Keyword
Microalgae, multi-species communities, production stability, algal cultivation, biomass composition, flue gas
National Category
Biological Sciences Ecology
Research subject
Ecology, Aquatic Ecology; Chemistry, Biotechnology; Environmental Science, Environmental technology
Identifiers
urn:nbn:se:lnu:diva-46511 (URN)
Available from: 2015-09-28 Created: 2015-09-28 Last updated: 2016-12-07Bibliographically approved

Open Access in DiVA

fulltext(12604 kB)1567 downloads
File information
File name FULLTEXT01.pdfFile size 12604 kBChecksum SHA-512
9786bc0795842eaf8634ae791b88006af2ec368a1e556ebf76e3964a9cf0f571adfa438785938c2fd83f17cde138b5de946ee8260618019d86e65815e7d61dfe
Type fulltextMimetype application/pdf

Authority records BETA

Olofsson, Martin

Search in DiVA

By author/editor
Olofsson, Martin
By organisation
Department of Biology and Environmental Science
Biological SciencesEcologyIndustrial Biotechnology

Search outside of DiVA

GoogleGoogle Scholar
Total: 1567 downloads
The number of downloads is the sum of all downloads of full texts. It may include eg previous versions that are now no longer available

isbn
urn-nbn

Altmetric score

isbn
urn-nbn
Total: 1185 hits
CiteExportLink to record
Permanent link

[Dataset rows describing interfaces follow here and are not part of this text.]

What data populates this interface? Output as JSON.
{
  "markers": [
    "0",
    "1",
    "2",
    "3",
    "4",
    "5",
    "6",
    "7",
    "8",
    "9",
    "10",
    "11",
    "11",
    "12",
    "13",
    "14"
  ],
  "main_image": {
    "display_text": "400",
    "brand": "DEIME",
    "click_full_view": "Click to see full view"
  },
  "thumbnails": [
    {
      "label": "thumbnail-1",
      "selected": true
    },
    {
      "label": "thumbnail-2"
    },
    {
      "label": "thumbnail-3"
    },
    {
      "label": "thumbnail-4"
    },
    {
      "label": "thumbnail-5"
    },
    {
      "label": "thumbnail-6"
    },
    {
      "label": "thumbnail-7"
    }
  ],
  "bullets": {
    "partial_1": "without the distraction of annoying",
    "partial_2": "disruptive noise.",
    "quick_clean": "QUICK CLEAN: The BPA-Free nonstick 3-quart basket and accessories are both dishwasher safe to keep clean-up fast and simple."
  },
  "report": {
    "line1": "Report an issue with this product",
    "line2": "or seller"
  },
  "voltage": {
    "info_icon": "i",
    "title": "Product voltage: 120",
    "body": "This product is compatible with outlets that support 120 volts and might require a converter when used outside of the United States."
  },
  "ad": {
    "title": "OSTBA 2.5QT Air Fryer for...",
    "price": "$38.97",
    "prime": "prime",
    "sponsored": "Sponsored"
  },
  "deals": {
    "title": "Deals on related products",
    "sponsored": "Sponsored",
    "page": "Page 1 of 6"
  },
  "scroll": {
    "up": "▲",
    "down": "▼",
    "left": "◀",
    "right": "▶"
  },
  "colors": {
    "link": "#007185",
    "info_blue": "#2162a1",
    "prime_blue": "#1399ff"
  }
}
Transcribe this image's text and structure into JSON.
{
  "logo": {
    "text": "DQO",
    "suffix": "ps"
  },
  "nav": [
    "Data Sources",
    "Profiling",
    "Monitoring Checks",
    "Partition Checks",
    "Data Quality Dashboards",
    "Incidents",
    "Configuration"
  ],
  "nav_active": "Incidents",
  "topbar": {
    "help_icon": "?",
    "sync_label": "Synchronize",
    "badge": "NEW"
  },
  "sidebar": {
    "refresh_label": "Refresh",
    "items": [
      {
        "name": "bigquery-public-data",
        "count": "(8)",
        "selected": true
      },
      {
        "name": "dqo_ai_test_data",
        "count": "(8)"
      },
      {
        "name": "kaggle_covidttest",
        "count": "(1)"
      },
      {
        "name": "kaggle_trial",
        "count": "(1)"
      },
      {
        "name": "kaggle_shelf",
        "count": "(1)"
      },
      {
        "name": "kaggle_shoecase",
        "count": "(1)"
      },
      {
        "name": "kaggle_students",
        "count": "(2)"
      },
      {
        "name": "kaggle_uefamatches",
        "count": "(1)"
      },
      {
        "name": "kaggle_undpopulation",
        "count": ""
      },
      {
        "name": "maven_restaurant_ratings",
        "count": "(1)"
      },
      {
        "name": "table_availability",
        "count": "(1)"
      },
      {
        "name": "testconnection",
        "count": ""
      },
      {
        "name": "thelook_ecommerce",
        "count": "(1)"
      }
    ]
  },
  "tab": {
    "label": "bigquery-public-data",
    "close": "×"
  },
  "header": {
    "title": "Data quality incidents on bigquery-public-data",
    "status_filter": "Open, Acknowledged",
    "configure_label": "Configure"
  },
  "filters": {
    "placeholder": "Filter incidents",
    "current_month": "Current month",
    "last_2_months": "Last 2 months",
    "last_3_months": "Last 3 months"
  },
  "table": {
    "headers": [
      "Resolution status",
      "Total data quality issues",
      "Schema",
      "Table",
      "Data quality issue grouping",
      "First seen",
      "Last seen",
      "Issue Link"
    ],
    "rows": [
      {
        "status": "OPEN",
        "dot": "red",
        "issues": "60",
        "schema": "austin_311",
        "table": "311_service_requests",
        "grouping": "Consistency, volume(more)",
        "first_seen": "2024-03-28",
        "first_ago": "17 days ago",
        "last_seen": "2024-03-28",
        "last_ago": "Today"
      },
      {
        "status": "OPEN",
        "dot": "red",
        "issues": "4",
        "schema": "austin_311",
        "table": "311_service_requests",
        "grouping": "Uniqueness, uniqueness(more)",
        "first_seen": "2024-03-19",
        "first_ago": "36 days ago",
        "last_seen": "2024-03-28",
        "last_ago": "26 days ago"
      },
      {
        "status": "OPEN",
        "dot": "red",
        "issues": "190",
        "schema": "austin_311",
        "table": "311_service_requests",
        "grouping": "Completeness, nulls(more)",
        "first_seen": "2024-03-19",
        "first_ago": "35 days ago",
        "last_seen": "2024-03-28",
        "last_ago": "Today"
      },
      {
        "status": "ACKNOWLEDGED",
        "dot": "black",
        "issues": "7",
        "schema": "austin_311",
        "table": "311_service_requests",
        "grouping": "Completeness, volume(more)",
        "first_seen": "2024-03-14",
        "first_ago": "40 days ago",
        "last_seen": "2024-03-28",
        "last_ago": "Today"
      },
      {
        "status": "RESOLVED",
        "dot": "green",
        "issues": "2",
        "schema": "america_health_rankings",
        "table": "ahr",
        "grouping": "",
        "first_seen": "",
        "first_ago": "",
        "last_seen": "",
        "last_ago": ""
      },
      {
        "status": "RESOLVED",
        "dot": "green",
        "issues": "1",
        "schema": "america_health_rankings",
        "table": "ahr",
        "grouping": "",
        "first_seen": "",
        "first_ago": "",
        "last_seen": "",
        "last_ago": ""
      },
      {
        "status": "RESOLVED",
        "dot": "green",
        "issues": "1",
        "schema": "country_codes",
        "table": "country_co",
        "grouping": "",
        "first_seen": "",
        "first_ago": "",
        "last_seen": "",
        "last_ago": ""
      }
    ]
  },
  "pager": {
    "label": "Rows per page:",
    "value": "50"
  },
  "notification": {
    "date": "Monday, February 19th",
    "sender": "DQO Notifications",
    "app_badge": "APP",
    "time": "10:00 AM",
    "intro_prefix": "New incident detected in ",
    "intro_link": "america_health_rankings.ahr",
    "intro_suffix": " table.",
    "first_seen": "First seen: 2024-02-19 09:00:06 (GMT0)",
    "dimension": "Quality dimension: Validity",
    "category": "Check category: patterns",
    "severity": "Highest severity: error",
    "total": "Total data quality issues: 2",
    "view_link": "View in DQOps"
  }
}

Direct link
Cite
Citation style
  • apa
  • ieee
  • modern-language-association-8th-edition
  • vancouver
  • Other style
More styles
Language
  • de-DE
  • en-GB
  • en-US
  • fi-FI
  • nn-NO
  • nn-NB
  • sv-SE
  • Other locale
More languages
Output format
  • html
  • text
  • asciidoc
  • rtf